Christian Fellowship North is located in a flourishing area where new apartment buildings spring up on a regular basis and young families abound.
“Our dream is to become a fully developed and equipped center for families and children from our area,” says Katarzyna Dumanska, CFN’s communications manager.
The church hopes to deepen their relationship with the community by building a professionally designed indoor playground with a tunnel, ball pit, and trampolines for local children. Comfortable couches will offer parents a chance to relax and socialize. The church hopes to make their facilities as useful as possible by providing workshops for families and a kids’ club in the future.
Christian Fellowship North also hopes to create such community spaces as “a labyrinth—a multimedia installation presenting Christian values,” Katarzyna said. CFN also plans to build a “men’s shed” where men from the neighborhood can learn basic maintenance and complete do-it-yourself projects. In a city where many people live in apartments, this type of shared space provides room for people to complete tasks they would not otherwise do and helps create community.

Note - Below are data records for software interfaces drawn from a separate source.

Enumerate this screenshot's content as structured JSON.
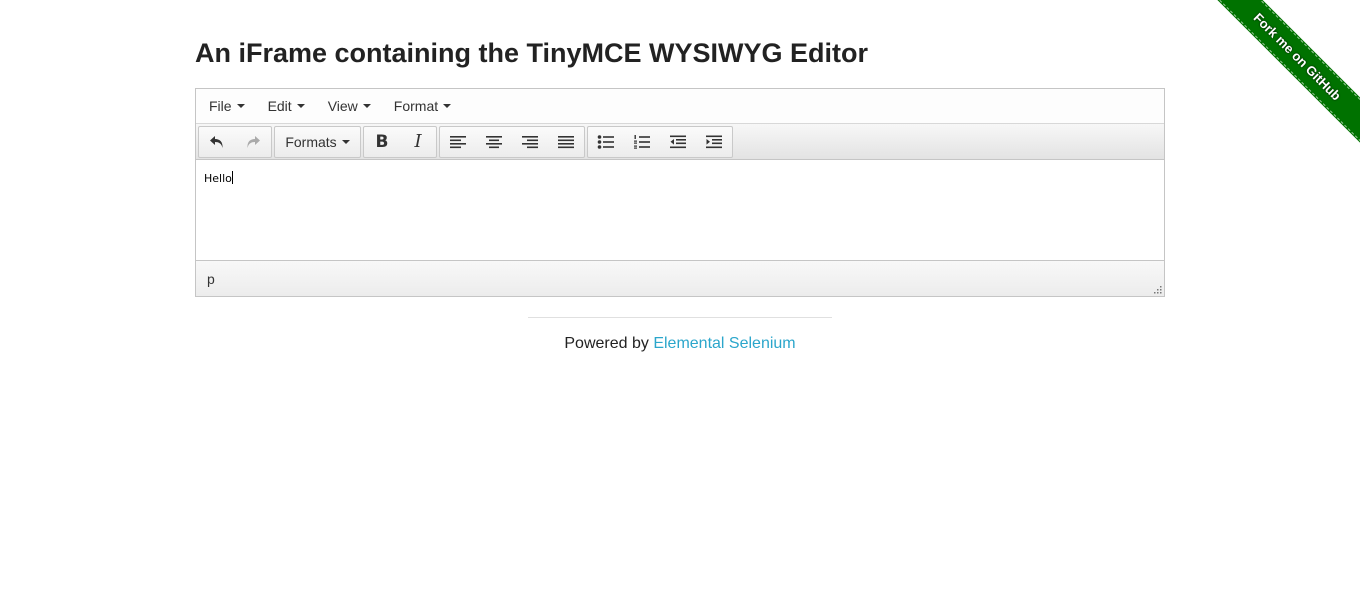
{
  "ribbon": {
    "label": "Fork me on GitHub",
    "color": "#007200"
  },
  "page": {
    "title": "An iFrame containing the TinyMCE WYSIWYG Editor"
  },
  "menubar": {
    "items": [
      {
        "label": "File"
      },
      {
        "label": "Edit"
      },
      {
        "label": "View"
      },
      {
        "label": "Format"
      }
    ]
  },
  "toolbar": {
    "formats_label": "Formats",
    "bold_glyph": "B",
    "italic_glyph": "I",
    "icons": [
      "undo-icon",
      "redo-icon",
      "bold-icon",
      "italic-icon",
      "align-left-icon",
      "align-center-icon",
      "align-right-icon",
      "align-justify-icon",
      "bullet-list-icon",
      "numbered-list-icon",
      "outdent-icon",
      "indent-icon"
    ]
  },
  "editor": {
    "content": "Hello"
  },
  "statusbar": {
    "path": "p"
  },
  "footer": {
    "prefix": "Powered by",
    "link_label": "Elemental Selenium",
    "link_color": "#2ba6cb"
  }
}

CFN already runs a café open to the public. People can interact while using the workspaces and playground and while visiting the café. As the program grows, the believers of CFN would love to become an even more integrated part of the neighborhood. Christian Fellowship North hopes to focus on God, be open for everyone, be generous in love, and be ready for challenges.
“I love my church with all my heart!” said a member of the student ministry. “I am so proud to be a part of it. I thank the Lord God for all of them. The best family you can imagine!”
Laura McKillip Wood, former missionary to Ukraine, now serves as the registrar at Nebraska Christian College in Papillion, Nebraska, and works as an on-call chaplain at a nearby hospital. She is mother to three teenagers and wife to Dr. Andrew Wood, professor of intercultural ministry at NCC.